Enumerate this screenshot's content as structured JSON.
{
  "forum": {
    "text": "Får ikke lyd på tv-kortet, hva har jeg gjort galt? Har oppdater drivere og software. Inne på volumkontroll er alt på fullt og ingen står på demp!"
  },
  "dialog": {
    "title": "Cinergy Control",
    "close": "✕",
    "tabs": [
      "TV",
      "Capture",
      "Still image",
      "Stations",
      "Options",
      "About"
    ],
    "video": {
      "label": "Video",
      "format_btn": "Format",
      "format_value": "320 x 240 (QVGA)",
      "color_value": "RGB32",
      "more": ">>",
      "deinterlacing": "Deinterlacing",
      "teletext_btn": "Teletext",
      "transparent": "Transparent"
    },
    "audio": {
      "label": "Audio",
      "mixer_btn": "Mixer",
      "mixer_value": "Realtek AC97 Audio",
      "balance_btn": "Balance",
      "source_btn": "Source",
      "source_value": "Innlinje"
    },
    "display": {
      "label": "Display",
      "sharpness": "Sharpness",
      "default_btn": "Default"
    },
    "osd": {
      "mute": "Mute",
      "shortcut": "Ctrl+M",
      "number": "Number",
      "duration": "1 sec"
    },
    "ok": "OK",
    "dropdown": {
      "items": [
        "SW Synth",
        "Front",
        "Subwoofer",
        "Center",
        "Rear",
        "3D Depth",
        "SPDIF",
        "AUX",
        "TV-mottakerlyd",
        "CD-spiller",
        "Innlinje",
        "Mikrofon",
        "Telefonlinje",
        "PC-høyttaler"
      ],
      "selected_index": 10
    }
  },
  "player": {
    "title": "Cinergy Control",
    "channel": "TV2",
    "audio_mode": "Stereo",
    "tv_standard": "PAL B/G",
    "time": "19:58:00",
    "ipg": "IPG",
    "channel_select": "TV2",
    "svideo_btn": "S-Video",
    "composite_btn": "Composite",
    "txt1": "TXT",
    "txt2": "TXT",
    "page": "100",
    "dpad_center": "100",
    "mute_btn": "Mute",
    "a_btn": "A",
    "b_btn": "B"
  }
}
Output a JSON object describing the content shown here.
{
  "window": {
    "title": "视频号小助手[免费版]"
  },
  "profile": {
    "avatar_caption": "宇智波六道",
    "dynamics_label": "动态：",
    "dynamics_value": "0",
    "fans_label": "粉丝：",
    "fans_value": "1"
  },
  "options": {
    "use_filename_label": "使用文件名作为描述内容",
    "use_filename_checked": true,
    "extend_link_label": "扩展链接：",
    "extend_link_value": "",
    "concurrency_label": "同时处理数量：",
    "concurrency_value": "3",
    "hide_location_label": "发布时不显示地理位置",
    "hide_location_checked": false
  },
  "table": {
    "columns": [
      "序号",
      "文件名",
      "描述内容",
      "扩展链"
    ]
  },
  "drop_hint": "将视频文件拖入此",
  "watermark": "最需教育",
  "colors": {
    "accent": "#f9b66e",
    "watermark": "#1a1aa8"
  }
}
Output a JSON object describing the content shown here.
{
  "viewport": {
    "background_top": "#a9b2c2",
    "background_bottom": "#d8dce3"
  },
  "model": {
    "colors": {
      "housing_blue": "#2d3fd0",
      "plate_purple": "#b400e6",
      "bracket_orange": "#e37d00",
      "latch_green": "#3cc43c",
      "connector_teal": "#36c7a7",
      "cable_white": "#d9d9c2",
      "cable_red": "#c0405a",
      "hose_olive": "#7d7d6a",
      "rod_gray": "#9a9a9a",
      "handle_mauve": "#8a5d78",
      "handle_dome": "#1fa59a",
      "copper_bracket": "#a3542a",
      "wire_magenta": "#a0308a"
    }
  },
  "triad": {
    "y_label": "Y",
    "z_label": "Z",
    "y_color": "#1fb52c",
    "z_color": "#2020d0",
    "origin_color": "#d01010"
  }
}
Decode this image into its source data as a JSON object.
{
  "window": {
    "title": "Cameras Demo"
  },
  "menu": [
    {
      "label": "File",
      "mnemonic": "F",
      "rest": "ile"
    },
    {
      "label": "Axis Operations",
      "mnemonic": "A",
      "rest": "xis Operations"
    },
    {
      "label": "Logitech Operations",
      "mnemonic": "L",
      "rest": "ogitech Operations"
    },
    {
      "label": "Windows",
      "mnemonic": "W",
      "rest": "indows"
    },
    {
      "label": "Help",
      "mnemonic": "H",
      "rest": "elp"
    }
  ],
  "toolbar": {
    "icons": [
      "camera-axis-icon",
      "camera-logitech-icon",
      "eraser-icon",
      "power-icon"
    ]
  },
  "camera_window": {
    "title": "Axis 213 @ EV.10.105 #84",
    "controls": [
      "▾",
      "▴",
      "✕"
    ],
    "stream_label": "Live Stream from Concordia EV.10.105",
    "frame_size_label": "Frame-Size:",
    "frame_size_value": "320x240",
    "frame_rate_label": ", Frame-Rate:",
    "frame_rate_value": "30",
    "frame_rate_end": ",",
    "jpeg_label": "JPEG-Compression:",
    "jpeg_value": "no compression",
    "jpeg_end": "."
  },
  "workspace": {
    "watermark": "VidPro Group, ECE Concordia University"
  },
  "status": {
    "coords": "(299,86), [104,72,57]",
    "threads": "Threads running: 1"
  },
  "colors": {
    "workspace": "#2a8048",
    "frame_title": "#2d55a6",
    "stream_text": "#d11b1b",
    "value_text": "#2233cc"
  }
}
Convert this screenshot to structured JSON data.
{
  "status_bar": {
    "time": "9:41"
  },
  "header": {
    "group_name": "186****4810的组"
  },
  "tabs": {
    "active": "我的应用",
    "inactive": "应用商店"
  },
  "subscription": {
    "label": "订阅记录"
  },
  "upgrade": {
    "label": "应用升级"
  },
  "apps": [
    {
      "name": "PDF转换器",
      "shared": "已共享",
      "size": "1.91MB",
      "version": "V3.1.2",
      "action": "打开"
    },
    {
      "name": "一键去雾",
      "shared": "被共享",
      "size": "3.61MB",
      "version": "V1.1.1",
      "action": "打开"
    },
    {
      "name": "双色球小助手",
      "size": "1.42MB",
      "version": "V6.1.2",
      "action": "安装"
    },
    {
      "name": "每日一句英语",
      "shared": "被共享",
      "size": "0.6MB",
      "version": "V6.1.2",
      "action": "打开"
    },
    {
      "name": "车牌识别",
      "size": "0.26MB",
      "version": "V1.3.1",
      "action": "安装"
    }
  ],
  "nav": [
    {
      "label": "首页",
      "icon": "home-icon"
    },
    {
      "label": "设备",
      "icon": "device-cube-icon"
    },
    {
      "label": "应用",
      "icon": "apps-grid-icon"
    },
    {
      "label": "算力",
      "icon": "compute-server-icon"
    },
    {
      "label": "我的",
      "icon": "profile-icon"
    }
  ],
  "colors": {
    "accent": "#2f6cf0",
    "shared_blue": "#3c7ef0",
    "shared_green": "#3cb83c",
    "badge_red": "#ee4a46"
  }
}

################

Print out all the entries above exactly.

## ANSWER TO THIS EXERCISE:
Enumerate this screenshot's content as structured JSON.
{
  "forum": {
    "text": "Får ikke lyd på tv-kortet, hva har jeg gjort galt? Har oppdater drivere og software. Inne på volumkontroll er alt på fullt og ingen står på demp!"
  },
  "dialog": {
    "title": "Cinergy Control",
    "close": "✕",
    "tabs": [
      "TV",
      "Capture",
      "Still image",
      "Stations",
      "Options",
      "About"
    ],
    "video": {
      "label": "Video",
      "format_btn": "Format",
      "format_value": "320 x 240 (QVGA)",
      "color_value": "RGB32",
      "more": ">>",
      "deinterlacing": "Deinterlacing",
      "teletext_btn": "Teletext",
      "transparent": "Transparent"
    },
    "audio": {
      "label": "Audio",
      "mixer_btn": "Mixer",
      "mixer_value": "Realtek AC97 Audio",
      "balance_btn": "Balance",
      "source_btn": "Source",
      "source_value": "Innlinje"
    },
    "display": {
      "label": "Display",
      "sharpness": "Sharpness",
      "default_btn": "Default"
    },
    "osd": {
      "mute": "Mute",
      "shortcut": "Ctrl+M",
      "number": "Number",
      "duration": "1 sec"
    },
    "ok": "OK",
    "dropdown": {
      "items": [
        "SW Synth",
        "Front",
        "Subwoofer",
        "Center",
        "Rear",
        "3D Depth",
        "SPDIF",
        "AUX",
        "TV-mottakerlyd",
        "CD-spiller",
        "Innlinje",
        "Mikrofon",
        "Telefonlinje",
        "PC-høyttaler"
      ],
      "selected_index": 10
    }
  },
  "player": {
    "title": "Cinergy Control",
    "channel": "TV2",
    "audio_mode": "Stereo",
    "tv_standard": "PAL B/G",
    "time": "19:58:00",
    "ipg": "IPG",
    "channel_select": "TV2",
    "svideo_btn": "S-Video",
    "composite_btn": "Composite",
    "txt1": "TXT",
    "txt2": "TXT",
    "page": "100",
    "dpad_center": "100",
    "mute_btn": "Mute",
    "a_btn": "A",
    "b_btn": "B"
  }
}
Output a JSON object describing the content shown here.
{
  "window": {
    "title": "视频号小助手[免费版]"
  },
  "profile": {
    "avatar_caption": "宇智波六道",
    "dynamics_label": "动态：",
    "dynamics_value": "0",
    "fans_label": "粉丝：",
    "fans_value": "1"
  },
  "options": {
    "use_filename_label": "使用文件名作为描述内容",
    "use_filename_checked": true,
    "extend_link_label": "扩展链接：",
    "extend_link_value": "",
    "concurrency_label": "同时处理数量：",
    "concurrency_value": "3",
    "hide_location_label": "发布时不显示地理位置",
    "hide_location_checked": false
  },
  "table": {
    "columns": [
      "序号",
      "文件名",
      "描述内容",
      "扩展链"
    ]
  },
  "drop_hint": "将视频文件拖入此",
  "watermark": "最需教育",
  "colors": {
    "accent": "#f9b66e",
    "watermark": "#1a1aa8"
  }
}
Output a JSON object describing the content shown here.
{
  "viewport": {
    "background_top": "#a9b2c2",
    "background_bottom": "#d8dce3"
  },
  "model": {
    "colors": {
      "housing_blue": "#2d3fd0",
      "plate_purple": "#b400e6",
      "bracket_orange": "#e37d00",
      "latch_green": "#3cc43c",
      "connector_teal": "#36c7a7",
      "cable_white": "#d9d9c2",
      "cable_red": "#c0405a",
      "hose_olive": "#7d7d6a",
      "rod_gray": "#9a9a9a",
      "handle_mauve": "#8a5d78",
      "handle_dome": "#1fa59a",
      "copper_bracket": "#a3542a",
      "wire_magenta": "#a0308a"
    }
  },
  "triad": {
    "y_label": "Y",
    "z_label": "Z",
    "y_color": "#1fb52c",
    "z_color": "#2020d0",
    "origin_color": "#d01010"
  }
}
Decode this image into its source data as a JSON object.
{
  "window": {
    "title": "Cameras Demo"
  },
  "menu": [
    {
      "label": "File",
      "mnemonic": "F",
      "rest": "ile"
    },
    {
      "label": "Axis Operations",
      "mnemonic": "A",
      "rest": "xis Operations"
    },
    {
      "label": "Logitech Operations",
      "mnemonic": "L",
      "rest": "ogitech Operations"
    },
    {
      "label": "Windows",
      "mnemonic": "W",
      "rest": "indows"
    },
    {
      "label": "Help",
      "mnemonic": "H",
      "rest": "elp"
    }
  ],
  "toolbar": {
    "icons": [
      "camera-axis-icon",
      "camera-logitech-icon",
      "eraser-icon",
      "power-icon"
    ]
  },
  "camera_window": {
    "title": "Axis 213 @ EV.10.105 #84",
    "controls": [
      "▾",
      "▴",
      "✕"
    ],
    "stream_label": "Live Stream from Concordia EV.10.105",
    "frame_size_label": "Frame-Size:",
    "frame_size_value": "320x240",
    "frame_rate_label": ", Frame-Rate:",
    "frame_rate_value": "30",
    "frame_rate_end": ",",
    "jpeg_label": "JPEG-Compression:",
    "jpeg_value": "no compression",
    "jpeg_end": "."
  },
  "workspace": {
    "watermark": "VidPro Group, ECE Concordia University"
  },
  "status": {
    "coords": "(299,86), [104,72,57]",
    "threads": "Threads running: 1"
  },
  "colors": {
    "workspace": "#2a8048",
    "frame_title": "#2d55a6",
    "stream_text": "#d11b1b",
    "value_text": "#2233cc"
  }
}
Convert this screenshot to structured JSON data.
{
  "status_bar": {
    "time": "9:41"
  },
  "header": {
    "group_name": "186****4810的组"
  },
  "tabs": {
    "active": "我的应用",
    "inactive": "应用商店"
  },
  "subscription": {
    "label": "订阅记录"
  },
  "upgrade": {
    "label": "应用升级"
  },
  "apps": [
    {
      "name": "PDF转换器",
      "shared": "已共享",
      "size": "1.91MB",
      "version": "V3.1.2",
      "action": "打开"
    },
    {
      "name": "一键去雾",
      "shared": "被共享",
      "size": "3.61MB",
      "version": "V1.1.1",
      "action": "打开"
    },
    {
      "name": "双色球小助手",
      "size": "1.42MB",
      "version": "V6.1.2",
      "action": "安装"
    },
    {
      "name": "每日一句英语",
      "shared": "被共享",
      "size": "0.6MB",
      "version": "V6.1.2",
      "action": "打开"
    },
    {
      "name": "车牌识别",
      "size": "0.26MB",
      "version": "V1.3.1",
      "action": "安装"
    }
  ],
  "nav": [
    {
      "label": "首页",
      "icon": "home-icon"
    },
    {
      "label": "设备",
      "icon": "device-cube-icon"
    },
    {
      "label": "应用",
      "icon": "apps-grid-icon"
    },
    {
      "label": "算力",
      "icon": "compute-server-icon"
    },
    {
      "label": "我的",
      "icon": "profile-icon"
    }
  ],
  "colors": {
    "accent": "#2f6cf0",
    "shared_blue": "#3c7ef0",
    "shared_green": "#3cb83c",
    "badge_red": "#ee4a46"
  }
}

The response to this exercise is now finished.